The driller uses a long iron rod with a steel point to repeatedly hit the rock. Quarry workers and masons alike rely on them to bore holes before setting off explosives. A jumper is used to create a pilot hole in the stone, and the tool is then used to make the actual cut. Bricklaying is an old trade that has served many purposes, including construction, renovation, and home improvement, for many centuries. For their own professional or personal interests, many people interested in masonry choose to focus on working with bricks because of their durability.
Prior to beginning any masonry work, it is crucial to choose the appropriate brick. With the proper knowledge and experience, many tasks involving bricks can be accomplished successfully. No matter how large or small the construction job, tools are always needed. There is a perfect configuration of tools and labourers for every construction job.
- Masonry equipment and supplies are required.
- Expertise in working with bricks, mortar, and masonry is crucial to the success of any brickwork project.
- We have created a list of the tools you will need to become a mason, along with a brief description of their respective functions.
- Other uses for a cold chisel include removing a single brick from a wall or chipping away superfluous mortar.
- Your best bet is to wait until right before you start working on the project to start buying masonry materials as you need them.
- BoasterAs an added bonus, the tooth chisel can also be used for fine dressing.
- In most circumstances, another blow is delivered with the metal hammer or mallet.
- Only the elimination of unnatural angles using a scabbling hammer is necessary for scabbling dressing.
- A scabbling hammer is used to remove minor protrusion and uneven bushings from the face of stones.
- The 'working-edge' of a pitching tool is a wide, flat face that is usually ground at an angle to the perpendicular.
- The point tool is utilised after some preliminary work has been done with the pitching tool.
- The claw tool is used after the point tool has been used for rough carving.
- There are three tools in the set.
- Brick masonry is common in many different types of structures.
- The cost of a brick home can be more than that of a wooden one because of the material's reputation for longevity and strength.

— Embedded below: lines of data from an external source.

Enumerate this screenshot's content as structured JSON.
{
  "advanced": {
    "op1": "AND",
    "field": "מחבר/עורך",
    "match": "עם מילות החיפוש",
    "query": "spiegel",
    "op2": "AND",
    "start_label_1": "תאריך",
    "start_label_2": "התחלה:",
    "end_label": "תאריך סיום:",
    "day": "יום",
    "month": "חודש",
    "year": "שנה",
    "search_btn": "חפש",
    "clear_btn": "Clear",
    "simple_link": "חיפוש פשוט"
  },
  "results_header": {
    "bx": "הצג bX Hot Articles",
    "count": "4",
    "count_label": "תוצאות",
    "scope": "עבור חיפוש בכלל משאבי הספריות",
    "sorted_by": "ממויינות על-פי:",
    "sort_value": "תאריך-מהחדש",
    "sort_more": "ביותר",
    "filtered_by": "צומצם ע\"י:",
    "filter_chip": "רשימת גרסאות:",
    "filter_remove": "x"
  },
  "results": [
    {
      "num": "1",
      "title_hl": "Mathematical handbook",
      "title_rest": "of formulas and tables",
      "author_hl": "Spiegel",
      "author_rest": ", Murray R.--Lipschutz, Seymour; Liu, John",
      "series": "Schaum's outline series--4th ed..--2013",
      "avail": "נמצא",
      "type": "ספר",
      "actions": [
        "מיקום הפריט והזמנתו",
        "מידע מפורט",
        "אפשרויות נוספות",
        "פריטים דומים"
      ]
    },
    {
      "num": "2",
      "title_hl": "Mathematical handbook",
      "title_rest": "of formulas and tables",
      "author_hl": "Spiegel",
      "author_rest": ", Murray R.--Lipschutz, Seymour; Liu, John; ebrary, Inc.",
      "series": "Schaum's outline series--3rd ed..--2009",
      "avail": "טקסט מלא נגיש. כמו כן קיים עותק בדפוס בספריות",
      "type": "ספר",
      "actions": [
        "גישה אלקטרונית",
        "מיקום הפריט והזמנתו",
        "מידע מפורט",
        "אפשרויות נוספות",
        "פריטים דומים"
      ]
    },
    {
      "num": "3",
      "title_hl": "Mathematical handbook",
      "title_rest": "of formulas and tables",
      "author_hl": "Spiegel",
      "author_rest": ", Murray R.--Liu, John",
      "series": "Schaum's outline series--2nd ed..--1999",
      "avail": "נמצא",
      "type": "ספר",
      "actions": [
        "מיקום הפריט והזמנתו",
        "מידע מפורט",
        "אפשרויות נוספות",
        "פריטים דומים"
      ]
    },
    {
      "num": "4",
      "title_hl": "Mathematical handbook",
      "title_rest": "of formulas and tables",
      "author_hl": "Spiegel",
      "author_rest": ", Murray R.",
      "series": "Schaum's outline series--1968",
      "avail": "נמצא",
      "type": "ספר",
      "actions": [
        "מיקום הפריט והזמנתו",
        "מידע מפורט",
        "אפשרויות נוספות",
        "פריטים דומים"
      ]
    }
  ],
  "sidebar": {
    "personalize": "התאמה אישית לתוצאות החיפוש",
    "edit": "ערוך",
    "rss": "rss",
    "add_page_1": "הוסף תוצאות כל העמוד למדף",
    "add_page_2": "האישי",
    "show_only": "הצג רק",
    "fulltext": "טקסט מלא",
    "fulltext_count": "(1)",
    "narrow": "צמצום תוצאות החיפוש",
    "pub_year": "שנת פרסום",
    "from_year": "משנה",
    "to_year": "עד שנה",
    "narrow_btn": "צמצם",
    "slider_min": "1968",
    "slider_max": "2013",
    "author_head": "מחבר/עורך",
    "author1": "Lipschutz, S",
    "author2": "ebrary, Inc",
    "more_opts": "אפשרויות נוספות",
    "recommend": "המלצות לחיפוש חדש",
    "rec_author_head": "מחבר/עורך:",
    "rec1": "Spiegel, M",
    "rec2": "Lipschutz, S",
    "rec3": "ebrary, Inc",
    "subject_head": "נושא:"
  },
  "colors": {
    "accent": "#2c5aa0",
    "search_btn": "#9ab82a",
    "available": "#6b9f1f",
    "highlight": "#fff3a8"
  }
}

- Steel beams, insulation boards, and fibreglass batts are used to reinforce the brick masonry.
- Numerous Varieties of BricksIt is important to select the proper brick before beginning any masonry work.
- A building's strength and durability depend on the sort of bricks used.
- The fundamentals of bricklaying are now within your grasp.
- We have described the functions of many masonry tools.
FAQs About Masonry Tools
Commonly used stone masonry tools for the construction are listed below. Trowel : used to lift and spread the mortar. Plumb Bob: this is used to ensure that walls are vertically aligned. Pitching Tool : makes stones of required sizes. Spirit Level : used to ensure that walls are horizontal.
Trowel. The basic masonry trowel is made up of stainless steel with a plastic/ wooden handle. The ends of trowel may be bull nosed or pointed. This is used to lift and spread mortar in joints during masonry construction.
Arguably the signature tool of masons, there are a few different ones that you need to be aware of. The main trowel is the V-trowel, also known as the square-notch trowel. This tool has two straight sides and another two notched sides. These are designed to dispense mortar around a flat surface at even rates.
Masonry chisels can be used for scoring, trimming, or shaping materials such as brick and stone. It is important to select a masonry chisel of an appropriate shape and width for the particular task at hand.
Each mason needs a standard set of appropriate tools to be able to set out and measure works as well as to continuously check the precision of the work under progress. It is important to always keep these in good order and clean.